Saturday, March 28, 2015

The Thing about Love

I went through a phase of reading romance novels of all shapes and sizes (from regency to Mills&Boon stuff). Then I moved on to crime stories, science fiction, and back to the fantasy novels that started my love of reading in the first place. Recently, I've gotten my hands on a couple of thrillers and what's called "romantasy" (romance + fantasy)(yes really, that's what the bookshelf is called in my local bookstore). 

All these books, and I really do mean ALL these books, have one common factor:

Love is in the Air. 
(John Paul Young)

I don't think I've read a single book (of the story-telling variety) in the past decade that does not include a love story at some level - and this is the question I'm posing today. When's the last time you came across a book that did not have a love story of some sort as a plot line?  

Certainly, all the ideas running around in my head have love as a subplot at the very least. To love (or to lose love, as the case may be) is such an essential part of the human condition that it wriggles its way into the most unlikely of storylines. Even most thrillers (those few that don't involve the detective coming across a love interest) have some (usually perverted) form of love in them. Even most horror stories I can think of involve some form of love, however confused it may be (just think of the protagonist's blond cheerleading/football playing crush that gets conveniently killed off to further the plot)(ok so that's mostly in the movies but what the hey)(or the gloriously distorted love portrayed in Stephen King's Misery). 

Given that love plays such a large part in storytelling as a whole, it's amazing how different portrayals of this one single emotion can be - and by that I don't mean the different (often genre-induced) kinds of love, but the specific details a writer can put down on paper. The tendency seems to be towards explicitness, no matter what the genre. Don't get me wrong, I have nothing against a nice love scene or two or three, but I do think that the level of intimacy needs to be appropriate to the type of story. 

One does not, in general, read a thriller purely to get a thrill out of the detective having a grand old time with his girlfriend/boyfriend/one-night-stand. On the other hand, if I'm reading a romance, love on an emotional AND physical level better be the main event. Love scenes, like all other scenes and plot elements, should never, ever, be in the story just for the sake of including them - even in a romance. 

A story is not a checklist of obligatory scenes. 

If I read about the protagonist's sex life, it better have something to do with his character, someone else's character or the plot in general. Otherwise, why should I care if he or she has sex or not? 

That said, a character's psyche is a very important part of any story, and insofar as love is one of the most essential and inescapable emotions a human being can show, it's not something a writer should ignore. Any emotion adds to a character, and the more three-dimensional you can portray your character, the more he'll seem real to the reader. Nobody likes cardboard-cutout people, right? 


So let's have a show of hands, then: 

Do you have a love story in the story you're writing? Is it plot essential/character essential?
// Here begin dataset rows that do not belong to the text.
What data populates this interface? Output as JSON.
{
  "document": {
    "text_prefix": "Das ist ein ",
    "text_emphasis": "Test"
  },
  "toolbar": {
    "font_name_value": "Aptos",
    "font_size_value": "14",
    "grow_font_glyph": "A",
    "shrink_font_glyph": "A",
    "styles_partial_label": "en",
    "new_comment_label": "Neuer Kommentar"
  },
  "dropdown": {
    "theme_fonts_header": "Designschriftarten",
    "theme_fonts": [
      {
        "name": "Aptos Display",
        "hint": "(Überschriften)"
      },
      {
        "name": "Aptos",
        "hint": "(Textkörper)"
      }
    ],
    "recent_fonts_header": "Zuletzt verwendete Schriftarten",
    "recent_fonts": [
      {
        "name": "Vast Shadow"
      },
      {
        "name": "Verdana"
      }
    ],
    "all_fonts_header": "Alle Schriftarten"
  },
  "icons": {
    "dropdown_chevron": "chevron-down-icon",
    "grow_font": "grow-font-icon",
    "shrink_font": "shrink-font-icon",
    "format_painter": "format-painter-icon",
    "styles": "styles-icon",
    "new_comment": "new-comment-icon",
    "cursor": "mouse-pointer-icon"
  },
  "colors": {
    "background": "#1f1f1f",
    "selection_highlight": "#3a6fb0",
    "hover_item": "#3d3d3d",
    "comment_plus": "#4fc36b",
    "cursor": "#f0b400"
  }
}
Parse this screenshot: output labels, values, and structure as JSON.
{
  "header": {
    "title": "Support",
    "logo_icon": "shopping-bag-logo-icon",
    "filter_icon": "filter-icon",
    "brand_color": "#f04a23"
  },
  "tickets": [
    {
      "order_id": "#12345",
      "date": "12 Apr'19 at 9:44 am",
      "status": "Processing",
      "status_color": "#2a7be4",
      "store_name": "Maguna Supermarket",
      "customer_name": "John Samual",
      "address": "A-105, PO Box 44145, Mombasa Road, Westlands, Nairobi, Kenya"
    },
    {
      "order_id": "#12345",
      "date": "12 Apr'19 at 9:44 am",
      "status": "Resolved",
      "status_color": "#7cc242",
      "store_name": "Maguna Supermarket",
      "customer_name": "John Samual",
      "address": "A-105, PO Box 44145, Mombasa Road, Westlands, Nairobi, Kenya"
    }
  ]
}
How story-appropriate do love scenes need to be - is it ok to go for the thrill of it, just because?  
Can you think of any other emotional plot lines/plot points that feature in almost all stories you can think of, or is love the only one that's universally applicable? 


  1. *raises hand*

    Yes, the current WIP is all about the romance - actually, the last several projects have been pretty romance-heavy. In general when I'm reading, I like a story where the romance runs concurrent to some other, bigger storyline, so that there's something for the characters to overcome besides their internal baggage.
    Your topic is interesting, though, because last night I read a post by author Joanna Chambers on why she reads/writes romance. Her bottom line is that the love story is a mechanism for allowing the characters to discover and define "who am I", which I think answers your second question, Tessa. Any plot line that forces the character to discover themselves will be compelling.

    Here's a link to Joanna's post in case you want to check it out...

  2. I hadn't come across that post, thanks! *runs off to read it*

  3. Nice job! I really think love is in everything because we all feel it. We may not always understand it, but we all know what it's like to love, be loved and search for love.